Luminal progenitor cells in women with BRCA1 mutations have 'forgotten' how to behave, Dr Lindeman said. "Usually, luminal progenitor cells multiply rapidly in the presence of certain growth factors. In BRCA1 women these cells don't even require growth factors to proliferate they misbehave from the outset.
"We also know that the BRCA1 gene is required for normal DNA repair. There may therefore be a triple whammy effect faulty growth control, faulty DNA repair and expanded luminal progenitor cell numbers ultimately resulting in breast cancer in some BRCA1 mutation carriers."
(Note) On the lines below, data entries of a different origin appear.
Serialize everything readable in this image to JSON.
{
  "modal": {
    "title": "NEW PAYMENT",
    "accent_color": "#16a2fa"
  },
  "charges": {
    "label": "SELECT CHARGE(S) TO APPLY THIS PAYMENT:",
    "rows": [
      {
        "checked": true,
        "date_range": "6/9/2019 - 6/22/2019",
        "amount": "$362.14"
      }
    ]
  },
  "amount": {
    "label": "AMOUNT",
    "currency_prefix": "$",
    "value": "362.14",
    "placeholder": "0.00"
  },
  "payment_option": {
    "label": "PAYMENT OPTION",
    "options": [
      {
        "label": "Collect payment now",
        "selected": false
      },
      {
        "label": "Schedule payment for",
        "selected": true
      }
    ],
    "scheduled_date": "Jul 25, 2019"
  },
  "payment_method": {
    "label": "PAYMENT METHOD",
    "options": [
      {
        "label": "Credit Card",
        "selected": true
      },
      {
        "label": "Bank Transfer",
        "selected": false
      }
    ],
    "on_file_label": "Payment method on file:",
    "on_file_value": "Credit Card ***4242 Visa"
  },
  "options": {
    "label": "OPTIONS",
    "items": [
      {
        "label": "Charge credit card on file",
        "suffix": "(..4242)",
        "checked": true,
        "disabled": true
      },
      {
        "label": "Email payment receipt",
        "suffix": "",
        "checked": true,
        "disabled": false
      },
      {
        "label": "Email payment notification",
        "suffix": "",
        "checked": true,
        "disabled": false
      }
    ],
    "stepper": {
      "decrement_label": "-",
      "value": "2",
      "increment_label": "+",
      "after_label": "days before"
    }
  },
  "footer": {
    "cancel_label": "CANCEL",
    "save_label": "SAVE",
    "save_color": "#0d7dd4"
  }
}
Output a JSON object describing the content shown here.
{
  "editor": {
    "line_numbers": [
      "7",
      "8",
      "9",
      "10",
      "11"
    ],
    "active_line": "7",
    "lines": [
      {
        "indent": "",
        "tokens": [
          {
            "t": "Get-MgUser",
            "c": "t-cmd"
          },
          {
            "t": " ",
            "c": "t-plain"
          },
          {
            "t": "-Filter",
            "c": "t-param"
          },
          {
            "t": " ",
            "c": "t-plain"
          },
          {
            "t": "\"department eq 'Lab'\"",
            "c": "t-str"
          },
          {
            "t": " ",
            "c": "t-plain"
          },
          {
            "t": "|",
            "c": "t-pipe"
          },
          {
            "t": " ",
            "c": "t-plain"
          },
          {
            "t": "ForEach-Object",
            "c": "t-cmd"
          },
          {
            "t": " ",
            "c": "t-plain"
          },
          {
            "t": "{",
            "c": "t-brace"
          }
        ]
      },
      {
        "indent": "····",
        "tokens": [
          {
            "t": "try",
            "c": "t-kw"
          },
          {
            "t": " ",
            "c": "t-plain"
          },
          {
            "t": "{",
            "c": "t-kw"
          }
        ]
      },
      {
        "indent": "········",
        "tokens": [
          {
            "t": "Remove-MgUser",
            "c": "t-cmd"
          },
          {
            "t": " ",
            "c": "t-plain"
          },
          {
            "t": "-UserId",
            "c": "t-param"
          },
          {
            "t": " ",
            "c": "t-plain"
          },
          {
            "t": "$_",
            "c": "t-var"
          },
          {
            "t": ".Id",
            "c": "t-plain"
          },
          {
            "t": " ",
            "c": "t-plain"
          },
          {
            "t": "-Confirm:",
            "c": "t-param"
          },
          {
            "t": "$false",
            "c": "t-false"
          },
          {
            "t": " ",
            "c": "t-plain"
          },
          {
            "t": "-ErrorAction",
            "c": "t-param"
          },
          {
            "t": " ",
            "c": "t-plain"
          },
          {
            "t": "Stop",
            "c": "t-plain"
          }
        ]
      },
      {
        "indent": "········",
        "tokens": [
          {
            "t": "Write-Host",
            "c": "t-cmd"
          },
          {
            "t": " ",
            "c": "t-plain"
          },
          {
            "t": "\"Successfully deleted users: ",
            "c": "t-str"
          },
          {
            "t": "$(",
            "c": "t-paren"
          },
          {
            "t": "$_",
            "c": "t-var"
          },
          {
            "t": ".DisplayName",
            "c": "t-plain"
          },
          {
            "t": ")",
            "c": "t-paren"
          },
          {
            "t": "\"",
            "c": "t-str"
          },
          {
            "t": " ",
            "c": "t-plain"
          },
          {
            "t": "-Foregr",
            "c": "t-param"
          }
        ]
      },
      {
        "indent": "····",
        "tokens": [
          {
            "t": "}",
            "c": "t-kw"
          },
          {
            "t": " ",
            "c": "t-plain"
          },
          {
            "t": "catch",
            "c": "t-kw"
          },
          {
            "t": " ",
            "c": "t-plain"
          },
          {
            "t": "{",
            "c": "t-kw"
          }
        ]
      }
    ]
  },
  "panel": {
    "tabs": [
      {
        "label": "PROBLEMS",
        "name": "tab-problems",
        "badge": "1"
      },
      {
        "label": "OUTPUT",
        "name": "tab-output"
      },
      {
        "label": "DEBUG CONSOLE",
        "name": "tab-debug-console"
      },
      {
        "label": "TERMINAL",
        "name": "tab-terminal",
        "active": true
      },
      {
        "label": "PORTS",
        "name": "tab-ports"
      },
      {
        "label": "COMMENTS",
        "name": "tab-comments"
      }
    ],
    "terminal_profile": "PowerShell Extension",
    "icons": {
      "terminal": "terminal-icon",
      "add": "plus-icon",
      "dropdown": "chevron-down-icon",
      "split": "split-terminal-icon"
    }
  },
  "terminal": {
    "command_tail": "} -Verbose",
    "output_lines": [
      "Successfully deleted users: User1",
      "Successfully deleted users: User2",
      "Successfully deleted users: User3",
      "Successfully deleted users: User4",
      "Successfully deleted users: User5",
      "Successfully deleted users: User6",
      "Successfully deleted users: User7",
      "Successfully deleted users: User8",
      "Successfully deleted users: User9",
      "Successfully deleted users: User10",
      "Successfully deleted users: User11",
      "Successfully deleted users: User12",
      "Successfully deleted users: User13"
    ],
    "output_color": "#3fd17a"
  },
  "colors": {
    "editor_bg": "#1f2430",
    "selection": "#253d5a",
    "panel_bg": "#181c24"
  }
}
Dr Visvader said in the long-term, breast biopsies might be able to reveal misbehaving luminal progenitor cells. What's more, certain 'markers' might one day help guide diagnosis and treatment. "For example, c-KIT is a key marker of the luminal progenitor cell and I expect we will see an increase in pathologists routinely using this as a diagnostic marker for basal-like tumours," she said. "It may even be possible to develop new drugs that target c-KIT, since drugs are already available that target different forms of this marker."
Dr Lindeman said the identification of stem cells, luminal progenitor cells and other cell types in the breast was now beginning to reveal a breast cancer roadmap - highlighting cancer-prone cell types and key genetic pathways. "Hopefully this will lead to new, tailored therapies for the next generation of women."
Dr Visvader said the research had only been possible through the generous donation of breast tissue by women undergoing breast surgery, together with the support of their surgeons and pathologists. The study was facilitated by the Kathleen Cuningham Foundation Consortium for Research into Familial Breast Cancer.
|Contact: Penny Fannin|
Walter and Eliza Hall Institute